The Yale-Princeton Football Game may have originated in a piano improvisation. It begins with college marches and songs I don't know. In fact, I know few college songs, but of the ones I do, most belong to Yale. Indeed, I don't know even the school song of my own college, which had a music school attached, yet. Between brief sections of musical activity, you get refs' whistles. One of the amazing features of the piece was a section that used kazoos (missing in Sinclair's "realization"). Incidentally, can anybody tell me the differences among a "realization," an "edition," and an "arrangement?" Youth wants to know.

Both the Overture in g and Postlude in F come from the teenage and the Yale Ives -- to some extent, student exercises for his composition professor, the American Wagnerian Horatio Parker. The Overture begins in a bid to impress with High Seriousness. It has its imposing moments, but it still shows student awkwardness as well. After the grand invocation, it moves to a trivial parlor waltz. Indeed, the entire work suffers from weak transitions and juxtapositions. The orchestration, however, sounds professional, with a lot of cues from Tchaikovsky and with Wagner reserved for the grand moments -- the avant-garde of the day. The Overture tries for sonata form, and indeed it hits all the marks of sonata-allegro without ever achieving the sonata's goal of dynamic movement and argument. Ives writes a non-development development and litters the piece with formulaic extensions and transitions. Structurally, the piece is a dull mess. Nevertheless, it contains enough surprises, mainly rhythmic and harmonic, to foreshadow at least the Ives of the First Symphony.

The Postlude in F, written by 15-year-old church organist Ives, I find the more remarkable composition -- indeed, one of the most distinguished pieces of American music of its time. Ives thought enough of it to orchestrate it for Parker. It takes a lot from Wagner, particularly from the quieter Wagner of the "Waldrauschen" and the Siegfried-Idyl. It moves much more surely than the Overture. The boy had great talent, early on.

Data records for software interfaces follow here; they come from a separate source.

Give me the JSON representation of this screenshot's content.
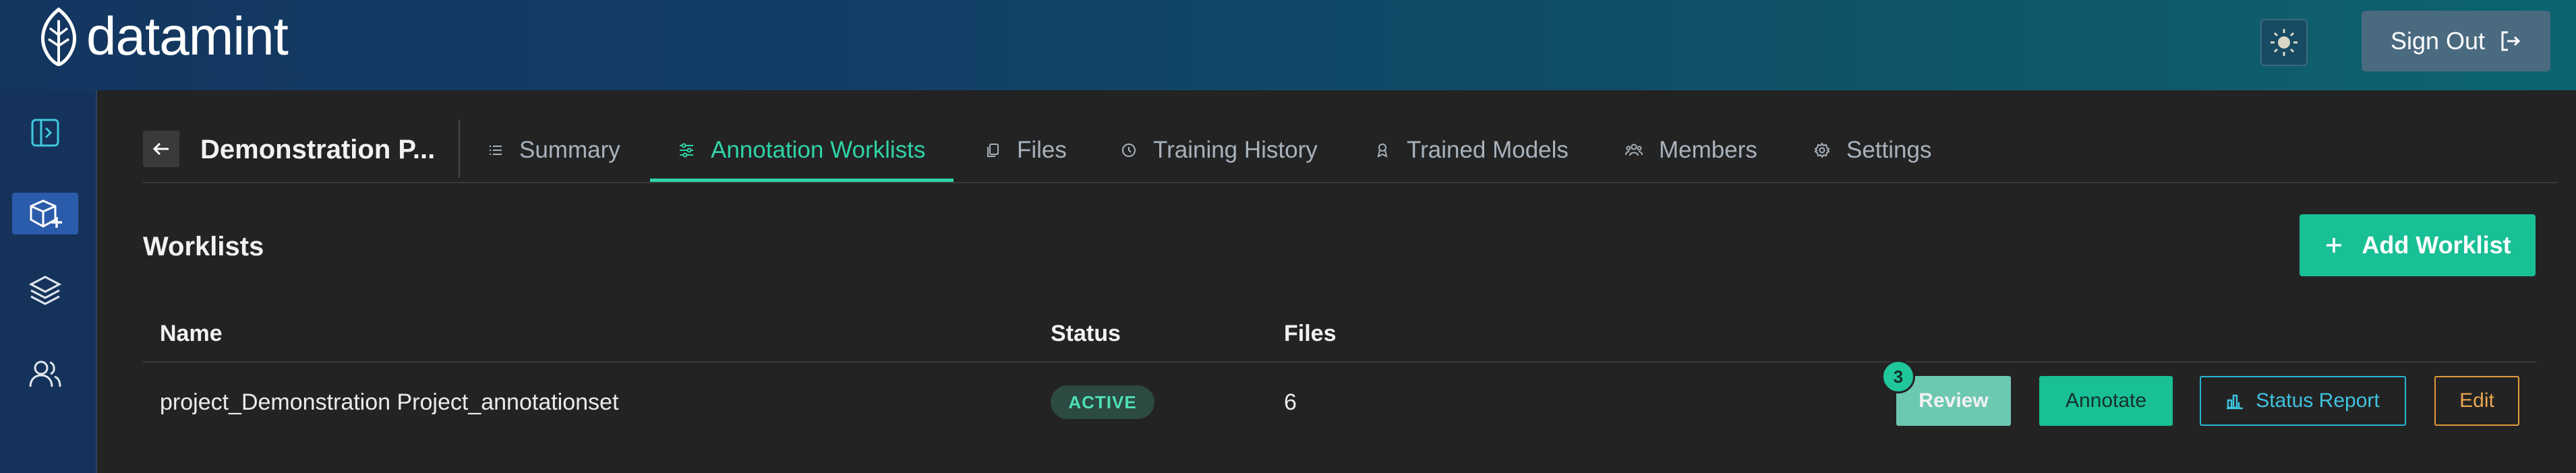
{
  "header": {
    "brand": "datamint",
    "sign_out_label": "Sign Out",
    "icons": {
      "logo": "leaf-icon",
      "theme": "sun-icon",
      "sign_out": "logout-icon"
    }
  },
  "rail": {
    "items": [
      {
        "name": "expand-sidebar",
        "icon": "sidebar-toggle-icon"
      },
      {
        "name": "projects",
        "icon": "cube-plus-icon",
        "active": true
      },
      {
        "name": "datasets",
        "icon": "layers-icon"
      },
      {
        "name": "users",
        "icon": "users-icon"
      }
    ]
  },
  "project": {
    "title": "Demonstration P..."
  },
  "tabs": [
    {
      "label": "Summary",
      "icon": "list-icon",
      "active": false
    },
    {
      "label": "Annotation Worklists",
      "icon": "sliders-icon",
      "active": true
    },
    {
      "label": "Files",
      "icon": "files-icon",
      "active": false
    },
    {
      "label": "Training History",
      "icon": "history-icon",
      "active": false
    },
    {
      "label": "Trained Models",
      "icon": "model-icon",
      "active": false
    },
    {
      "label": "Members",
      "icon": "members-icon",
      "active": false
    },
    {
      "label": "Settings",
      "icon": "gear-icon",
      "active": false
    }
  ],
  "worklists": {
    "title": "Worklists",
    "add_label": "Add Worklist",
    "columns": [
      "Name",
      "Status",
      "Files"
    ],
    "rows": [
      {
        "name": "project_Demonstration Project_annotationset",
        "status": "ACTIVE",
        "files": "6",
        "review_count": "3",
        "actions": {
          "review": "Review",
          "annotate": "Annotate",
          "status_report": "Status Report",
          "edit": "Edit"
        }
      }
    ]
  },
  "colors": {
    "accent": "#19bf95",
    "tab_active": "#2fd3a8",
    "status_report_border": "#27b9d6",
    "edit_border": "#e39a3c"
  }
}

James Sinclair's performances are okay, even good, but (excepting "Decoration Day") not particularly exceptional. For some reason, "Decoration Day" brings out the poet in the conductor. I wish they had included "Washington's Birthday," but that's spilt milk. The Swedes fall into the trap of Ives's thick textures. I used to believe that such foggy playing was inevitable in Ives, until I heard Dohnányi and the Cleveland in the first two orchestral sets. The chorus suffers from the same problem. You can't understand their diction in the Duke Street hymn. Nevertheless, it's the program that sells this CD.

S.G.S. (January 2011)